* Provided records
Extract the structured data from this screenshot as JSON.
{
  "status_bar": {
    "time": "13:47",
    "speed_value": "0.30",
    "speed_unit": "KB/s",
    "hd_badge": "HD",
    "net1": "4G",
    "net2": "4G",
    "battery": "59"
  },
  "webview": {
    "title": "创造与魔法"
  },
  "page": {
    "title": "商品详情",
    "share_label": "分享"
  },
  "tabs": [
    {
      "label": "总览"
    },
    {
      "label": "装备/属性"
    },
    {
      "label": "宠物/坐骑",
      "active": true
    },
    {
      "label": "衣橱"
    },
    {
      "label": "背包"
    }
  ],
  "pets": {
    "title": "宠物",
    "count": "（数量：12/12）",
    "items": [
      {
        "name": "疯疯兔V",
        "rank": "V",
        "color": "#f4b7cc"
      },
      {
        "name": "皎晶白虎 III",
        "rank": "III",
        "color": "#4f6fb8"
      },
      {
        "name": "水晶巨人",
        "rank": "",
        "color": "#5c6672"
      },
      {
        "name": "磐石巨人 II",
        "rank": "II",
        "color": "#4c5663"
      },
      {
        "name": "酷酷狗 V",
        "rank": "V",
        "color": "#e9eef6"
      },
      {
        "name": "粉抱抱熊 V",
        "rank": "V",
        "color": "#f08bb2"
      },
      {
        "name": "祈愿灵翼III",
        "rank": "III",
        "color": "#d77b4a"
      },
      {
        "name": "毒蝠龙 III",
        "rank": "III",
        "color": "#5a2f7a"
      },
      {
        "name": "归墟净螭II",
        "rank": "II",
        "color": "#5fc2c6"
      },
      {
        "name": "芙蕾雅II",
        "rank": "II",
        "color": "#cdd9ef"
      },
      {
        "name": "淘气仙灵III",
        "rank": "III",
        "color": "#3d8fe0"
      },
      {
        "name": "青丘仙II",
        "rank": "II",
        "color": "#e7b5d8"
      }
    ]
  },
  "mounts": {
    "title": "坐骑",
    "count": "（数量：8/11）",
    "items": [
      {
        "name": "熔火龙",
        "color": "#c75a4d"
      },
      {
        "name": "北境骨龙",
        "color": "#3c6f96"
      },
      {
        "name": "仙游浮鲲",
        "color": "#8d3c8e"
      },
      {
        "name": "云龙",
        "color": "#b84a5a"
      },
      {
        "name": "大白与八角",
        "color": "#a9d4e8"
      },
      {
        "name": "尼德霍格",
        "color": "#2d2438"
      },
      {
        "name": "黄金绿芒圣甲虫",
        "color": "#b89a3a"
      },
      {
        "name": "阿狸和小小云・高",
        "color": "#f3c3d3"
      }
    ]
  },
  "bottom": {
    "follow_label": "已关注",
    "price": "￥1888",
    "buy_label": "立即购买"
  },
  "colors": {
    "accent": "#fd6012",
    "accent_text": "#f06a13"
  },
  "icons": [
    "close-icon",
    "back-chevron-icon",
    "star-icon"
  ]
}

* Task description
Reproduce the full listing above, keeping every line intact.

* Response
Extract the structured data from this screenshot as JSON.
{
  "status_bar": {
    "time": "13:47",
    "speed_value": "0.30",
    "speed_unit": "KB/s",
    "hd_badge": "HD",
    "net1": "4G",
    "net2": "4G",
    "battery": "59"
  },
  "webview": {
    "title": "创造与魔法"
  },
  "page": {
    "title": "商品详情",
    "share_label": "分享"
  },
  "tabs": [
    {
      "label": "总览"
    },
    {
      "label": "装备/属性"
    },
    {
      "label": "宠物/坐骑",
      "active": true
    },
    {
      "label": "衣橱"
    },
    {
      "label": "背包"
    }
  ],
  "pets": {
    "title": "宠物",
    "count": "（数量：12/12）",
    "items": [
      {
        "name": "疯疯兔V",
        "rank": "V",
        "color": "#f4b7cc"
      },
      {
        "name": "皎晶白虎 III",
        "rank": "III",
        "color": "#4f6fb8"
      },
      {
        "name": "水晶巨人",
        "rank": "",
        "color": "#5c6672"
      },
      {
        "name": "磐石巨人 II",
        "rank": "II",
        "color": "#4c5663"
      },
      {
        "name": "酷酷狗 V",
        "rank": "V",
        "color": "#e9eef6"
      },
      {
        "name": "粉抱抱熊 V",
        "rank": "V",
        "color": "#f08bb2"
      },
      {
        "name": "祈愿灵翼III",
        "rank": "III",
        "color": "#d77b4a"
      },
      {
        "name": "毒蝠龙 III",
        "rank": "III",
        "color": "#5a2f7a"
      },
      {
        "name": "归墟净螭II",
        "rank": "II",
        "color": "#5fc2c6"
      },
      {
        "name": "芙蕾雅II",
        "rank": "II",
        "color": "#cdd9ef"
      },
      {
        "name": "淘气仙灵III",
        "rank": "III",
        "color": "#3d8fe0"
      },
      {
        "name": "青丘仙II",
        "rank": "II",
        "color": "#e7b5d8"
      }
    ]
  },
  "mounts": {
    "title": "坐骑",
    "count": "（数量：8/11）",
    "items": [
      {
        "name": "熔火龙",
        "color": "#c75a4d"
      },
      {
        "name": "北境骨龙",
        "color": "#3c6f96"
      },
      {
        "name": "仙游浮鲲",
        "color": "#8d3c8e"
      },
      {
        "name": "云龙",
        "color": "#b84a5a"
      },
      {
        "name": "大白与八角",
        "color": "#a9d4e8"
      },
      {
        "name": "尼德霍格",
        "color": "#2d2438"
      },
      {
        "name": "黄金绿芒圣甲虫",
        "color": "#b89a3a"
      },
      {
        "name": "阿狸和小小云・高",
        "color": "#f3c3d3"
      }
    ]
  },
  "bottom": {
    "follow_label": "已关注",
    "price": "￥1888",
    "buy_label": "立即购买"
  },
  "colors": {
    "accent": "#fd6012",
    "accent_text": "#f06a13"
  },
  "icons": [
    "close-icon",
    "back-chevron-icon",
    "star-icon"
  ]
}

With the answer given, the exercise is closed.